Naomi Wu’s videos range from step-by-step guides to setting up a 3D-printer to detailed demonstrations of how she creates high-tech wearables. They are largely meant to inspire young women to go into technology, to code and to promote China as a hub for creative technology. They’ve racked up hundreds of thousands of views on YouTube, Imgur, Reddit and elsewhere, earning her a reputation as a cyberpunk icon.

After shooting zombies in one of the cafe’s VR simulators, we talk about how Wu joined the maker community and why she wants to inspire more women to go into technology. When asked why she initially got involved in tech, she explains that at first it was just a way to make a living but soon transformed into a passion.

“It can be frustrating when I hear people on international tech sites talk about China. They say all we can do is copy, and stuff like that. That is, of course, always an issue, but we’re all working hard to improve and be more innovative. I like to show off some simple projects to demonstrate that we have a creative culture here and that we are not all clones and robots. We have interesting, eccentric people just like any other country.”

She offers an interesting example of how women are getting more involved in the tech scene in China. In the 3D printing community, she says, we are starting to see more women from a crafting and cosplay background. These women, who are already familiar with prop making, digital sewing machines and vinyl cutters, are now starting to use 3D printers.

“A lot of the men who buy 3D printers don’t really have a use for them. For them, it’s just a cool tech toy. They often end up just downloading Yoda heads and calibration prints without a clear use. Women are less interested in playing with the printers and are more project-focused, be it for gifts or holiday decorations. We’re starting to see not just young cosplay women, but moms and homemakers without any technical background doing detailed YouTube tutorials on fairly advanced CAD software,” she says.

Companies, large and small, would benefit from more actively tapping into the local maker community to access new designs and ways of making things on a shoestring budget, she says.

“It's a proven way to promote innovation and creativity,” she states. “Shenzhen is good because it’s so easy to get access to components and custom fabrication services for small or single orders. The turnaround time for both parts and services is fast.”

Together we walk to her friend’s maker space, Steam- Head. The room is jam-packed with all kinds of tools, apparatus and cables, as well as 3D-printers and proto prototypes, and – of course – people busy designing or building stuff.

The room reeks of creativity. The maker space and its cofounders, Benjamin “James” Simpson and Carrie Leung, a couple from San Francisco who left Silicon Valley to explore new ideas in Shenzhen, also offer maker classes for children. Here and there one can see small 3D-printed dinosaurs and other funny figures made by the kids.
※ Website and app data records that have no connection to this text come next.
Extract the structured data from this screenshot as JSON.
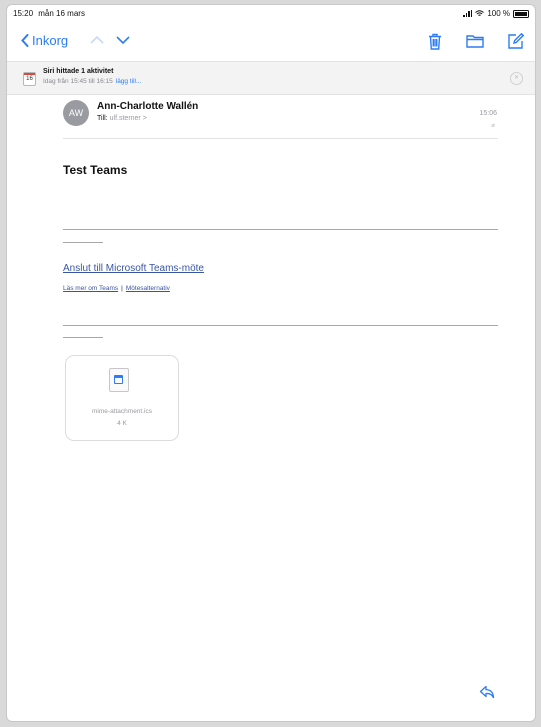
{
  "status_bar": {
    "time": "15:20",
    "date": "mån 16 mars",
    "battery": "100 %"
  },
  "toolbar": {
    "back_label": "Inkorg"
  },
  "siri": {
    "calendar_day": "16",
    "title": "Siri hittade 1 aktivitet",
    "subtitle": "Idag från 15:45 till 16:15",
    "add_link": "lägg till..."
  },
  "message": {
    "avatar_initials": "AW",
    "sender": "Ann-Charlotte Wallén",
    "to_label": "Till:",
    "to_address": "ulf.sterner >",
    "time": "15:06",
    "subject": "Test Teams"
  },
  "body": {
    "join_link": "Anslut till Microsoft Teams-möte",
    "learn_more": "Läs mer om Teams",
    "separator": "|",
    "meeting_options": "Mötesalternativ"
  },
  "attachment": {
    "filename": "mime-attachment.ics",
    "size": "4 K"
  },
  "colors": {
    "accent": "#2b7cf6",
    "link": "#3a56a3"
  }
}
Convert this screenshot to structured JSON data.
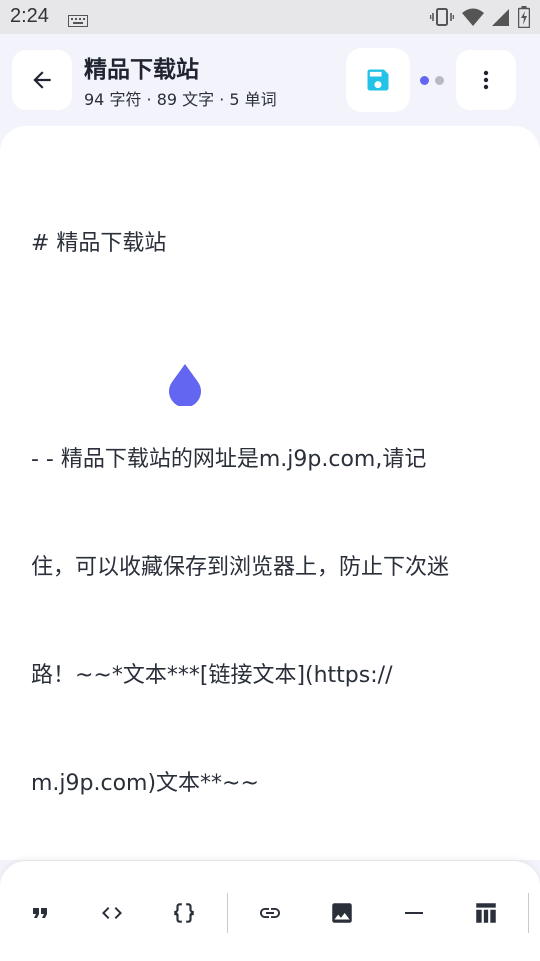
{
  "status_bar": {
    "time": "2:24",
    "icons": [
      "keyboard-icon",
      "vibrate-icon",
      "wifi-icon",
      "signal-icon",
      "battery-icon"
    ]
  },
  "header": {
    "title": "精品下载站",
    "subtitle": "94 字符 · 89 文字 · 5 单词",
    "buttons": [
      "back-arrow-icon",
      "save-icon",
      "more-vert-icon"
    ],
    "page_indicator_colors": [
      "#6366f1",
      "#b7b9c4"
    ]
  },
  "editor": {
    "lines": [
      "# 精品下载站",
      "",
      "- - 精品下载站的网址是m.j9p.com,请记",
      "住，可以收藏保存到浏览器上，防止下次迷",
      "路！~~*文本***[链接文本](https://",
      "m.j9p.com)文本**~~"
    ],
    "cursor_color": "#6366f1"
  },
  "toolbar": {
    "tools": [
      "quote-icon",
      "code-icon",
      "code-block-icon",
      "link-icon",
      "image-icon",
      "horizontal-rule-icon",
      "table-icon"
    ]
  },
  "colors": {
    "accent": "#6366f1",
    "save_icon": "#22c3e6",
    "background": "#f3f4fb"
  }
}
The maker space concept originated in Silicon Valley as a grass-roots movement shaped by ecological considerations and community-mindedness. Their aim is to stimulate collaboration and empower individuals through providing a co-working place to experiment, share and network. Today, however, California struggles to match Shenzhen’s ecosystem of makers.

“What makes Shenzhen unique for maker entrepreneurs is the rapid prototyping. And because of reduced lead-times and ease of obtaining materials, we see a huge decrease in costs here. We are able to do projects for 10 dollars that in the US or elsewhere in the world would cost 100 dollars,” Simpson says.

Simpson also says that Shenzhen is an ideal place for maker education. From his experience, parents here don't want their kids inheriting the jobs of their grandparents’ generation, as suppliers of cheap goods for the rest of the world. Rather, he says, parents want to see their children succeed as creators, as members of a class of people who are able to design solutions to problems.

“That makes it an excellent location for maker education. We see the interest from the parents and the appetite from the kids. The raw materials and electronics are inexpensive, available and quick. Suddenly it’s affordable to let kids play with electronics, break things and make mistakes.”